Kristin Kimball, author of "The Dirty Life: A Memoir of Farming, Food, and Love", visited Georgia Highlands college before her lecture at Darlington's Huffman Center in Rome on October 13. Her lecture at the Georgia Highlands Floyd campus filled the room with students and professors alike. Photo by Kaitlyn Hyde.

Kristen Kimball author of “The Dirty Life: On Farming, Food, and Love” captivated an audience of approximately 350 at the Huffman Center at Darlington School in Rome on Oct. 13. The author, with a love of heels and a petite frame, did not appear big enough to use teams of two-ton horses to farm nearly 500 acres, but she and her husband do.

In referencing her attire for the One Book, Many Voices lecture, Kimball stated, “When you are a farmer, business casual is really confusing!” She said that business casual for her was normally blue jeans and manure covered boots.

Kimball and her husband began a Community Supported Agriculture (CSA) farm in 2002. They have been successful in that the farm has been profitable from the very beginning.
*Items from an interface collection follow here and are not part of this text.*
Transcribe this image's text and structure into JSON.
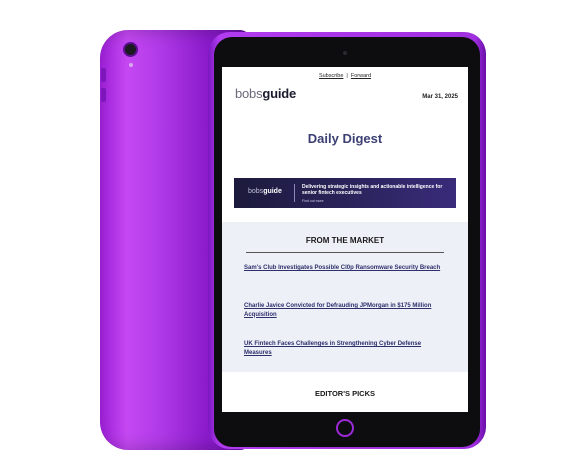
{
  "email": {
    "top_links": {
      "subscribe": "Subscribe",
      "separator": "|",
      "forward": "Forward"
    },
    "logo": {
      "light": "bobs",
      "bold": "guide"
    },
    "date": "Mar 31, 2025",
    "title": "Daily Digest",
    "banner": {
      "logo_light": "bobs",
      "logo_bold": "guide",
      "headline": "Delivering strategic insights and actionable intelligence for senior fintech executives",
      "cta": "Find out more"
    },
    "market": {
      "heading": "FROM THE MARKET",
      "items": [
        "Sam's Club Investigates Possible Cl0p Ransomware Security Breach",
        "Charlie Javice Convicted for Defrauding JPMorgan in $175 Million Acquisition",
        "UK Fintech Faces Challenges in Strengthening Cyber Defense Measures"
      ]
    },
    "picks_heading": "EDITOR'S PICKS"
  },
  "device": {
    "color": "#b03ae8"
  }
}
This is not usually the case.

CSA farms sell “shares” to the public, and in exchange the farmers provide vegetables, fruits and other products produced on their farms to their shareholders throughout the growing season.

The Kimballs provide vegetables, fruits, sweeteners, grains, along with pork, poultry and beef products to their shareholders. Kimball said that their farm supports approximately 170 people and they receive 90 percent of their calories per year from the farm.
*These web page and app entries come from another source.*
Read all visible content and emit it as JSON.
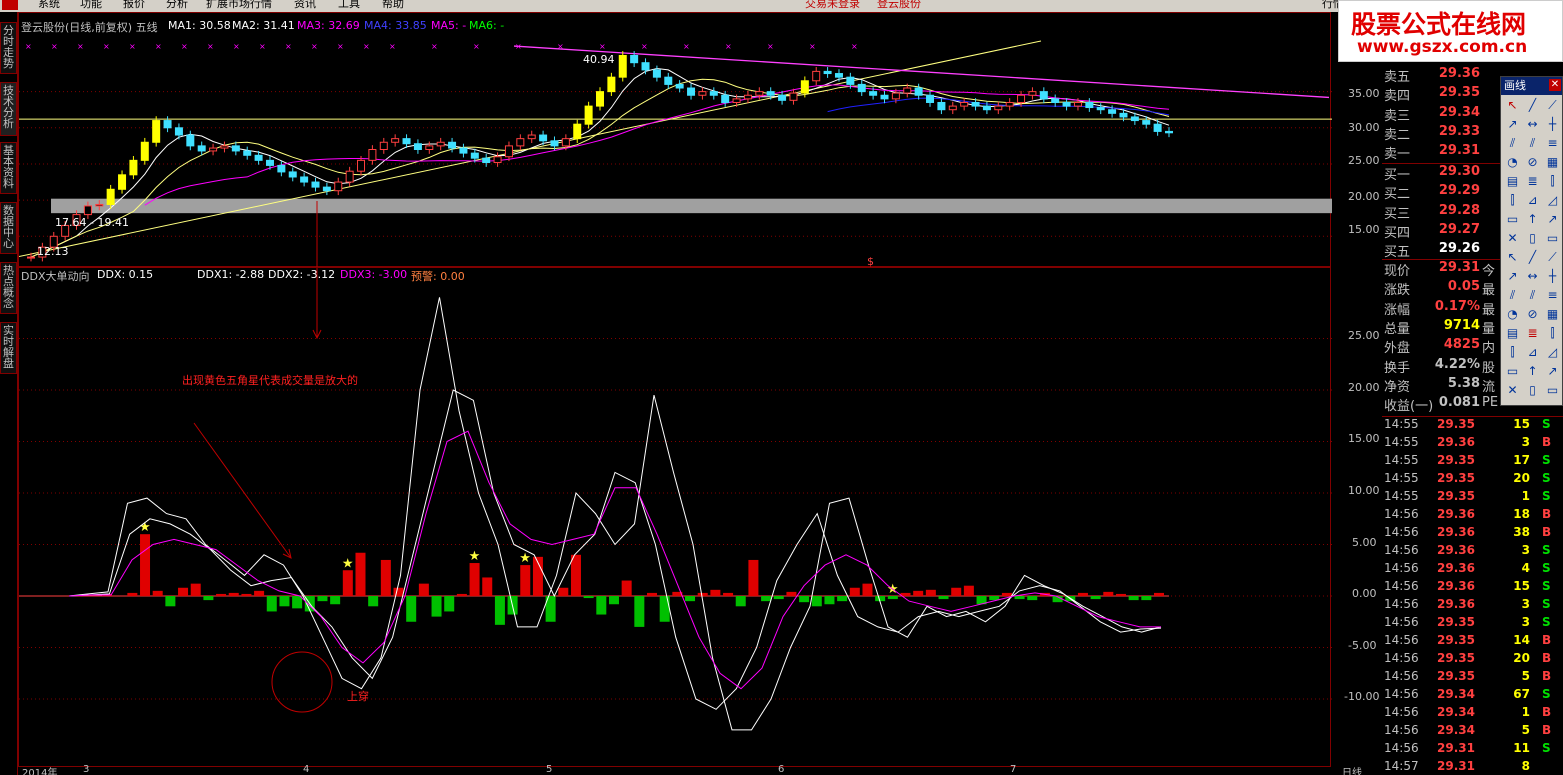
{
  "menu": [
    "系统",
    "功能",
    "报价",
    "分析",
    "扩展市场行情",
    "资讯",
    "工具",
    "帮助"
  ],
  "menu_center": [
    "交易未登录",
    "登云股份"
  ],
  "menu_right": "行情",
  "left_tabs": [
    "分时走势",
    "技术分析",
    "基本资料",
    "数据中心",
    "热点概念",
    "实时解盘"
  ],
  "main_chart": {
    "title": "登云股份(日线,前复权) 五线",
    "ma": [
      {
        "label": "MA1: 30.58",
        "color": "#ffffff"
      },
      {
        "label": "MA2: 31.41",
        "color": "#ffffff"
      },
      {
        "label": "MA3: 32.69",
        "color": "#ff00ff"
      },
      {
        "label": "MA4: 33.85",
        "color": "#0000ff"
      },
      {
        "label": "MA5: -",
        "color": "#ff00ff"
      },
      {
        "label": "MA6: -",
        "color": "#00ff00"
      }
    ],
    "y_ticks": [
      "35.00",
      "30.00",
      "25.00",
      "20.00",
      "15.00"
    ],
    "high_label": "40.94",
    "low_label": "12.13",
    "range_label_a": "17.64 - 19.41",
    "range_label_b": "20.00"
  },
  "indicator": {
    "name": "DDX大单动向",
    "ddx": "DDX: 0.15",
    "ddx1": "DDX1: -2.88",
    "ddx2": "DDX2: -3.12",
    "ddx3": "DDX3: -3.00",
    "warn": "预警: 0.00",
    "y_ticks": [
      "25.00",
      "20.00",
      "15.00",
      "10.00",
      "5.00",
      "0.00",
      "-5.00",
      "-10.00"
    ],
    "annotation": "出现黄色五角星代表成交量是放大的",
    "cross_label": "上穿"
  },
  "x_axis": [
    "2014年",
    "3",
    "4",
    "5",
    "6",
    "7"
  ],
  "x_axis_right": "日线",
  "dollar_mark": "$",
  "brand": {
    "name": "股票公式在线网",
    "url": "www.gszx.com.cn"
  },
  "drawbar_title": "画线",
  "quote": {
    "sells": [
      {
        "label": "卖五",
        "price": "29.36"
      },
      {
        "label": "卖四",
        "price": "29.35"
      },
      {
        "label": "卖三",
        "price": "29.34"
      },
      {
        "label": "卖二",
        "price": "29.33"
      },
      {
        "label": "卖一",
        "price": "29.31"
      }
    ],
    "buys": [
      {
        "label": "买一",
        "price": "29.30"
      },
      {
        "label": "买二",
        "price": "29.29"
      },
      {
        "label": "买三",
        "price": "29.28"
      },
      {
        "label": "买四",
        "price": "29.27"
      },
      {
        "label": "买五",
        "price": "29.26"
      }
    ],
    "stats": [
      {
        "label": "现价",
        "value": "29.31",
        "extra": "今",
        "color": "#ff4040"
      },
      {
        "label": "涨跌",
        "value": "0.05",
        "extra": "最",
        "color": "#ff4040"
      },
      {
        "label": "涨幅",
        "value": "0.17%",
        "extra": "最",
        "color": "#ff4040"
      },
      {
        "label": "总量",
        "value": "9714",
        "extra": "量",
        "color": "#ffff00"
      },
      {
        "label": "外盘",
        "value": "4825",
        "extra": "内",
        "color": "#ff4040"
      },
      {
        "label": "换手",
        "value": "4.22%",
        "extra": "股",
        "color": "#c0c0c0"
      },
      {
        "label": "净资",
        "value": "5.38",
        "extra": "流",
        "color": "#c0c0c0"
      },
      {
        "label": "收益(一)",
        "value": "0.081",
        "extra": "PE",
        "color": "#c0c0c0"
      }
    ],
    "ticks": [
      {
        "t": "14:55",
        "p": "29.35",
        "v": "15",
        "s": "S"
      },
      {
        "t": "14:55",
        "p": "29.36",
        "v": "3",
        "s": "B"
      },
      {
        "t": "14:55",
        "p": "29.35",
        "v": "17",
        "s": "S"
      },
      {
        "t": "14:55",
        "p": "29.35",
        "v": "20",
        "s": "S"
      },
      {
        "t": "14:55",
        "p": "29.35",
        "v": "1",
        "s": "S"
      },
      {
        "t": "14:56",
        "p": "29.36",
        "v": "18",
        "s": "B"
      },
      {
        "t": "14:56",
        "p": "29.36",
        "v": "38",
        "s": "B"
      },
      {
        "t": "14:56",
        "p": "29.36",
        "v": "3",
        "s": "S"
      },
      {
        "t": "14:56",
        "p": "29.36",
        "v": "4",
        "s": "S"
      },
      {
        "t": "14:56",
        "p": "29.36",
        "v": "15",
        "s": "S"
      },
      {
        "t": "14:56",
        "p": "29.36",
        "v": "3",
        "s": "S"
      },
      {
        "t": "14:56",
        "p": "29.35",
        "v": "3",
        "s": "S"
      },
      {
        "t": "14:56",
        "p": "29.35",
        "v": "14",
        "s": "B"
      },
      {
        "t": "14:56",
        "p": "29.35",
        "v": "20",
        "s": "B"
      },
      {
        "t": "14:56",
        "p": "29.35",
        "v": "5",
        "s": "B"
      },
      {
        "t": "14:56",
        "p": "29.34",
        "v": "67",
        "s": "S"
      },
      {
        "t": "14:56",
        "p": "29.34",
        "v": "1",
        "s": "B"
      },
      {
        "t": "14:56",
        "p": "29.34",
        "v": "5",
        "s": "B"
      },
      {
        "t": "14:56",
        "p": "29.31",
        "v": "11",
        "s": "S"
      },
      {
        "t": "14:57",
        "p": "29.31",
        "v": "8",
        "s": ""
      }
    ]
  },
  "chart_data": [
    {
      "type": "candlestick",
      "title": "登云股份(日线,前复权) 五线",
      "ylim": [
        12,
        42
      ],
      "close": [
        12.13,
        13.5,
        15.0,
        16.5,
        18.0,
        19.2,
        19.4,
        21.5,
        23.5,
        25.5,
        28.0,
        31.0,
        30.0,
        29.0,
        27.5,
        26.8,
        27.2,
        27.5,
        26.8,
        26.2,
        25.5,
        24.8,
        23.9,
        23.2,
        22.5,
        21.8,
        21.3,
        22.5,
        24.0,
        25.5,
        27.0,
        28.0,
        28.5,
        27.8,
        27.0,
        27.5,
        28.0,
        27.2,
        26.5,
        25.8,
        25.2,
        26.0,
        27.5,
        28.5,
        29.0,
        28.2,
        27.5,
        28.5,
        30.5,
        33.0,
        35.0,
        37.0,
        40.0,
        39.0,
        38.0,
        37.0,
        36.0,
        35.5,
        34.5,
        35.0,
        34.5,
        33.5,
        34.0,
        34.5,
        35.0,
        34.5,
        33.8,
        34.8,
        36.5,
        37.8,
        37.5,
        37.0,
        36.0,
        35.0,
        34.5,
        34.0,
        34.8,
        35.5,
        34.5,
        33.5,
        32.5,
        33.0,
        33.5,
        33.0,
        32.5,
        33.0,
        33.5,
        34.5,
        35.0,
        34.0,
        33.5,
        33.0,
        33.5,
        32.8,
        32.5,
        32.0,
        31.5,
        31.0,
        30.5,
        29.5,
        29.31
      ],
      "ma_labels": [
        "MA1: 30.58",
        "MA2: 31.41",
        "MA3: 32.69",
        "MA4: 33.85",
        "MA5: -",
        "MA6: -"
      ]
    },
    {
      "type": "bar",
      "title": "DDX大单动向",
      "ylim": [
        -16,
        30
      ],
      "values": [
        0.2,
        0,
        0.3,
        6.0,
        0.5,
        -1.0,
        0.8,
        1.2,
        -0.4,
        0.2,
        0.3,
        0.2,
        0.5,
        -1.5,
        -1.0,
        -1.2,
        -1.5,
        -0.5,
        -0.8,
        2.5,
        4.2,
        -1.0,
        3.5,
        0.8,
        -2.5,
        1.2,
        -2.0,
        -1.5,
        0.2,
        3.2,
        1.8,
        -2.8,
        -1.8,
        3.0,
        3.8,
        -2.5,
        0.8,
        4.0,
        -0.2,
        -1.8,
        -0.8,
        1.5,
        -3.0,
        0.3,
        -2.5,
        0.4,
        -0.5,
        0.3,
        0.6,
        0.3,
        -1.0,
        3.5,
        -0.5,
        -0.3,
        0.4,
        -0.6,
        -1.0,
        -0.8,
        -0.5,
        0.8,
        1.2,
        -0.5,
        -0.3,
        0.3,
        0.5,
        0.6,
        -0.3,
        0.8,
        1.0,
        -0.8,
        -0.4,
        0.3,
        -0.3,
        -0.4,
        0.3,
        -0.6,
        -0.5,
        0.3,
        -0.3,
        0.4,
        0.2,
        -0.4,
        -0.4,
        0.3
      ],
      "stars": [
        3,
        19,
        29,
        33,
        62
      ],
      "lines": {
        "DDX1": [
          0,
          0.2,
          0.4,
          9.0,
          9.5,
          8.0,
          7.5,
          5.0,
          3.5,
          2.0,
          4.0,
          3.0,
          0,
          -4.0,
          -8.0,
          -9.0,
          -6.0,
          2.0,
          20.0,
          29.0,
          18.0,
          10.0,
          5.0,
          -3.0,
          -3.0,
          2.0,
          10.0,
          8.0,
          5.0,
          7.0,
          19.5,
          12.0,
          5.0,
          -6.0,
          -13.0,
          -13.0,
          -10.0,
          -5.0,
          -1.0,
          9.0,
          9.5,
          3.0,
          -3.0,
          -4.0,
          -1.0,
          -2.0,
          -1.5,
          -2.5,
          -1.0,
          2.0,
          1.0,
          0.2,
          -1.0,
          -2.0,
          -3.0,
          -3.5,
          -3.0
        ],
        "DDX2": [
          0,
          0.1,
          0.2,
          6.0,
          7.5,
          7.0,
          6.0,
          4.5,
          2.5,
          1.0,
          1.5,
          1.8,
          -1.0,
          -3.0,
          -6.0,
          -8.0,
          -4.0,
          4.0,
          12.0,
          20.0,
          19.0,
          10.0,
          5.0,
          4.0,
          0,
          4.0,
          6.0,
          12.0,
          11.0,
          5.0,
          -4.0,
          -10.0,
          -11.0,
          -9.0,
          -5.0,
          1.5,
          5.0,
          8.0,
          2.0,
          -2.0,
          -3.0,
          -3.5,
          -2.0,
          -1.5,
          -2.0,
          -1.5,
          -1.0,
          0.5,
          1.0,
          0.5,
          -1.0,
          -2.5,
          -3.5,
          -3.2,
          -3.12
        ],
        "DDX3": [
          0,
          0.1,
          0.1,
          3.5,
          5.0,
          5.5,
          5.0,
          4.5,
          3.0,
          1.5,
          0.5,
          0,
          -2.0,
          -5.0,
          -6.5,
          -4.5,
          0,
          8.0,
          15.0,
          16.0,
          11.0,
          7.0,
          5.5,
          5.0,
          5.5,
          6.0,
          10.5,
          10.5,
          6.0,
          1.0,
          -4.0,
          -7.5,
          -9.0,
          -7.0,
          -2.0,
          1.0,
          3.0,
          4.0,
          3.0,
          1.0,
          -0.5,
          -1.0,
          -1.5,
          -1.0,
          -0.5,
          0,
          0.3,
          0,
          -1.0,
          -2.0,
          -2.5,
          -3.0,
          -3.0
        ]
      }
    }
  ]
}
The Kimball’s CSA farm is different from most other CSAs because it provides a complete diet for the shareholders and the  Kimballs. The only product they cannot provide is vegetable oil because they don’t have the facilities to make it.

“Local food system farming and consumerism is a good idea whose time has come,” according to Kimball. It is good for the environment because, for the most part, chemicals are not used and antibiotics are not introduced to animals unless they are ill. On company operated farms, antibiotics are routinely used in animal feeds.

The local food system is successful because of what Kimball calls “Atomic Loyalty.” Their shareholders never abandon them once they become members. Some shareholders drive four hours one way every week to buy their products.